Irish Sailing Association hope new tack will bring calmer waters

Proposals see governing body taking fresh approach to better serve clubs and sailors

Alex Thomson, skipper of Hugo Boss, dismasted off Brazil.

Alex Thomson, skipper of Hugo Boss, dismasted off Brazil.

 

Two years after a putsch against the Irish Sailing Association (ISA) a new five-year strategic plan has put the association on a new tack. It comes at a time when Ireland’s 100 yacht clubs are seeking a much needed lift.

If nothing else the blueprint serves as written confirmation the ISA no longer sees itself purely in a “national governing body” role but in the same boat as the clubs and classes it was set up to serve.

The plan is based on the views that were put to a “Strategic Review Group” in 2013 that assessed how the association needed to adjust to better serve the sport.

Underlying principle

Neil Murphy

It’s still just a plan on paper – not yet on water – and for this master plan to work it must first get the buy-in of a 17,000-plus strong sailing community, spread across a network of clubs on lakes, rivers and around the coast.

It’s a major step forward on previous strategic plans but Murphy warns “it can only work if there is a joint commitment between the clubs and the association”.

That should be easier to achieve now some former ISA ambitions have been thrown overboard but clubs will nevertheless be justified in asking if the new plan is just a consolidation of much of the work that the ISA say they currently do.

Next week, the ISA lays out its stall at a series of regional meetings, the first of which is in Dun Laoghaire at the Royal St George Yacht Club on Wednesday. Other meetings are scheduled for Cork and Galway. The aim is to adopt the plan at the agm in March.

Murphy says: “There will be a renewed emphasis on utilising the input of volunteers to harness the skills and knowledge of active sailors so that the ISA can evolve.”

The association lost a quarter of its members in the recession and key yacht clubs are still in choppy financial waters.

A massive fall off of junior sailors also presented an inconvenient truth that problems lay not with the children but with the paucity of guidance for newcomers.

The over elaborate structure of ISA training courses and the difficulties of qualifying, retaining and upskilling instructors was a widespread complaint when the ISA’s Review Group conducted their research.
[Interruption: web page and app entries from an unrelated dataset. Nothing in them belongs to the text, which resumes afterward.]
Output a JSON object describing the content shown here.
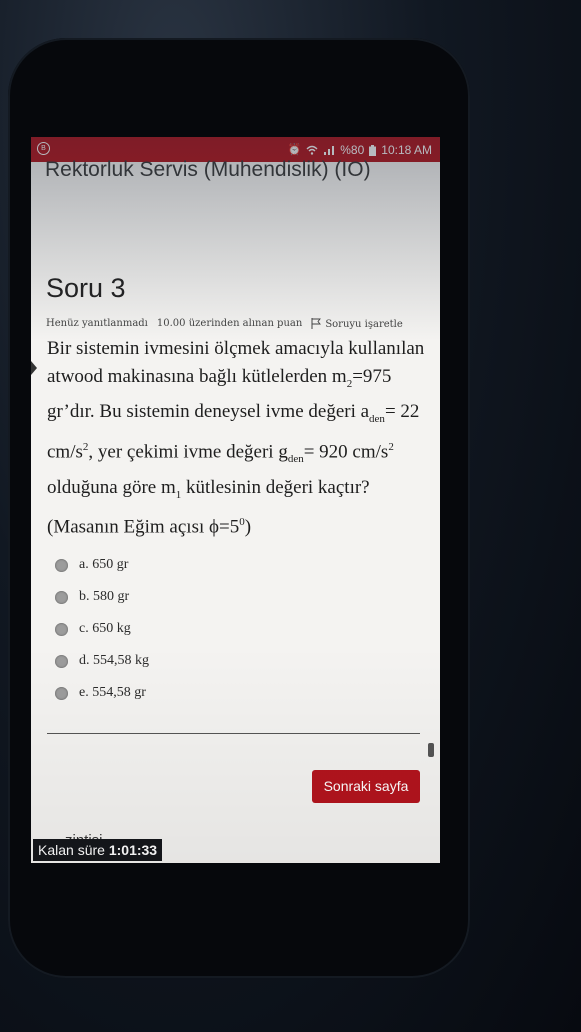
{
  "status_bar": {
    "battery": "%80",
    "time": "10:18 AM"
  },
  "app": {
    "title": "Rektorluk Servis (Muhendislik) (IO)"
  },
  "question": {
    "title": "Soru 3",
    "state": "Henüz yanıtlanmadı",
    "points": "10.00 üzerinden alınan puan",
    "flag_label": "Soruyu işaretle",
    "text_parts": {
      "p1": "Bir sistemin ivmesini ölçmek amacıyla kullanılan atwood makinasına bağlı kütlelerden m",
      "sub1": "2",
      "p2": "=975 gr’dır. Bu sistemin deneysel ivme değeri a",
      "sub2": "den",
      "p3": "= 22 cm/s",
      "sup1": "2",
      "p4": ", yer çekimi ivme değeri g",
      "sub3": "den",
      "p5": "= 920 cm/s",
      "sup2": "2",
      "p6": " olduğuna göre m",
      "sub4": "1",
      "p7": " kütlesinin değeri kaçtır? (Masanın Eğim açısı ϕ=5",
      "sup3": "0",
      "p8": ")"
    },
    "options": [
      "a. 650 gr",
      "b. 580 gr",
      "c. 650 kg",
      "d. 554,58 kg",
      "e. 554,58 gr"
    ]
  },
  "footer": {
    "next_button": "Sonraki sayfa",
    "nav_text": "zintisi",
    "timer_label": "Kalan süre",
    "timer_value": "1:01:33"
  },
  "colors": {
    "accent": "#b2161f",
    "background": "#f4f3f1"
  }
}
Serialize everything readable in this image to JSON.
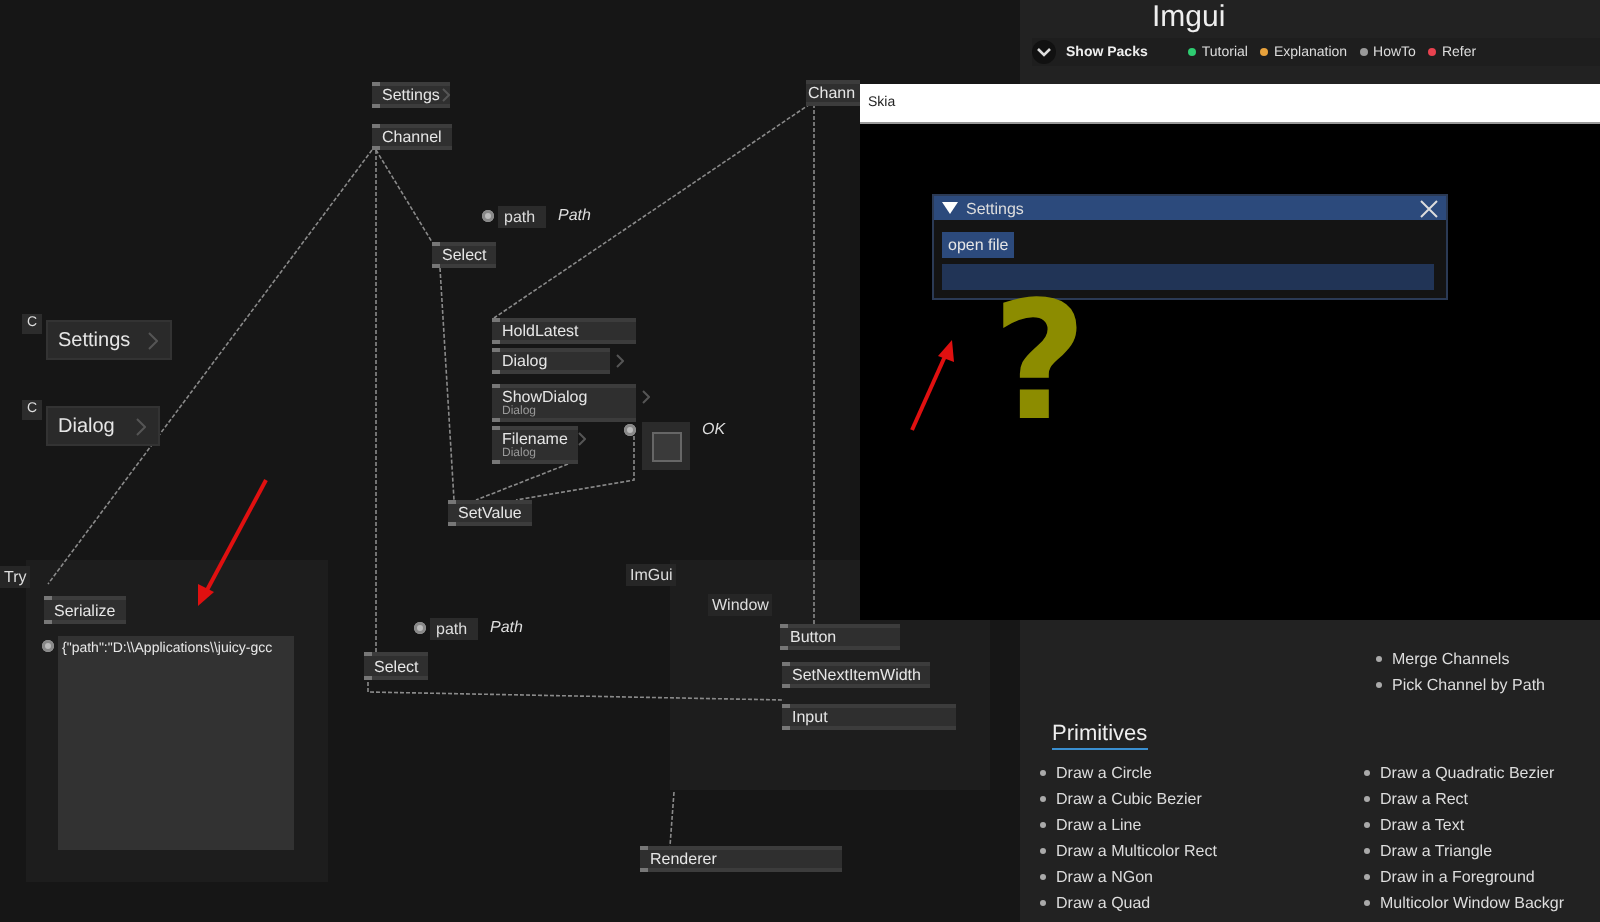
{
  "canvas": {
    "nodes": [
      {
        "label": "Settings",
        "more": true
      },
      {
        "label": "Channel",
        "more": false
      },
      {
        "label": "Select",
        "more": false
      },
      {
        "label": "Chann",
        "more": false
      },
      {
        "label": "HoldLatest",
        "more": false
      },
      {
        "label": "Dialog",
        "more": true
      },
      {
        "label": "ShowDialog",
        "sublabel": "Dialog",
        "more": true
      },
      {
        "label": "Filename",
        "sublabel": "Dialog",
        "more": true
      },
      {
        "label": "SetValue",
        "more": false
      },
      {
        "label": "Serialize",
        "more": false
      },
      {
        "label": "Select",
        "more": false
      },
      {
        "label": "Button",
        "more": false
      },
      {
        "label": "SetNextItemWidth",
        "more": false
      },
      {
        "label": "Input",
        "more": false
      },
      {
        "label": "Renderer",
        "more": false
      }
    ],
    "pins": [
      {
        "value": "path",
        "hint": "Path"
      },
      {
        "value": "path",
        "hint": "Path"
      }
    ],
    "toggle": {
      "label": "OK",
      "checked": false
    },
    "create_nodes": [
      {
        "badge": "C",
        "label": "Settings"
      },
      {
        "badge": "C",
        "label": "Dialog"
      }
    ],
    "groups": [
      {
        "label": "Try"
      },
      {
        "label": "ImGui"
      },
      {
        "label": "Window"
      }
    ],
    "serialized_text": "{\"path\":\"D:\\\\Applications\\\\juicy-gcc"
  },
  "docs": {
    "heading": "Imgui",
    "show_packs": "Show Packs",
    "legend": [
      {
        "label": "Tutorial",
        "color": "#2ecc71"
      },
      {
        "label": "Explanation",
        "color": "#e8a23c"
      },
      {
        "label": "HowTo",
        "color": "#9a9a9a"
      },
      {
        "label": "Refer",
        "color": "#e8424f"
      }
    ],
    "upper_items": [
      {
        "label": "Merge Channels"
      },
      {
        "label": "Pick Channel by Path"
      }
    ],
    "section": "Primitives",
    "primitives_left": [
      "Draw a Circle",
      "Draw a Cubic Bezier",
      "Draw a Line",
      "Draw a Multicolor Rect",
      "Draw a NGon",
      "Draw a Quad"
    ],
    "primitives_right": [
      "Draw a Quadratic Bezier",
      "Draw a Rect",
      "Draw a Text",
      "Draw a Triangle",
      "Draw in a Foreground",
      "Multicolor Window Backgr"
    ]
  },
  "skia": {
    "title": "Skia",
    "settings_window": {
      "title": "Settings",
      "expanded": true,
      "button": "open file"
    },
    "glyph": "?"
  }
}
Strategies to resolve those problems are proposed in the plan.

Avoidance of clashes

Only this week Royal Cork announced a new 2015 “dinghy fest” regatta, a major small-boat fixture on the south coast for August 20th. A date that clashes with the east coast’s Laser National Championships off Dun Laoghaire.

In offshore news, a one-time massive 60-mile lead is no consolation to Alex Thomson and Pepe Ribes, joint-skippers of the IMOCA 60 Hugo Boss that was leading the non-stop Barcelona World Race until a dismasting on Wednesday evening. Two weeks into the race, the yacht was reaching in moderate conditions when it suffered rig failure.

Now clearly out of the race, the British-Spanish pairing are headed for nearest landfall that is likely to be Salvador de Bahia in Brazil, a significant distance from the boat’s current position.

The Irish Times Logo
Commenting on The Irish Times has changed. To comment you must now be an Irish Times subscriber.
SUBSCRIBE
GO BACK
Error Image
The account details entered are not currently associated with an Irish Times subscription. Please subscribe to sign in to comment.
Comment Sign In

Forgot password?
The Irish Times Logo
Thank you
You should receive instructions for resetting your password. When you have reset your password, you can Sign In.
The Irish Times Logo
Please choose a screen name. This name will appear beside any comments you post. Your screen name should follow the standards set out in our community standards.
Screen Name Selection

Hello

Please choose a screen name. This name will appear beside any comments you post. Your screen name should follow the standards set out in our community standards.

The Irish Times Logo
Commenting on The Irish Times has changed. To comment you must now be an Irish Times subscriber.
SUBSCRIBE
Forgot Password
Please enter your email address so we can send you a link to reset your password.

Sign In

Your Comments
We reserve the right to remove any content at any time from this Community, including without limitation if it violates the Community Standards. We ask that you report content that you in good faith believe violates the above rules by clicking the Flag link next to the offending comment or by filling out this form. New comments are only accepted for 3 days from the date of publication.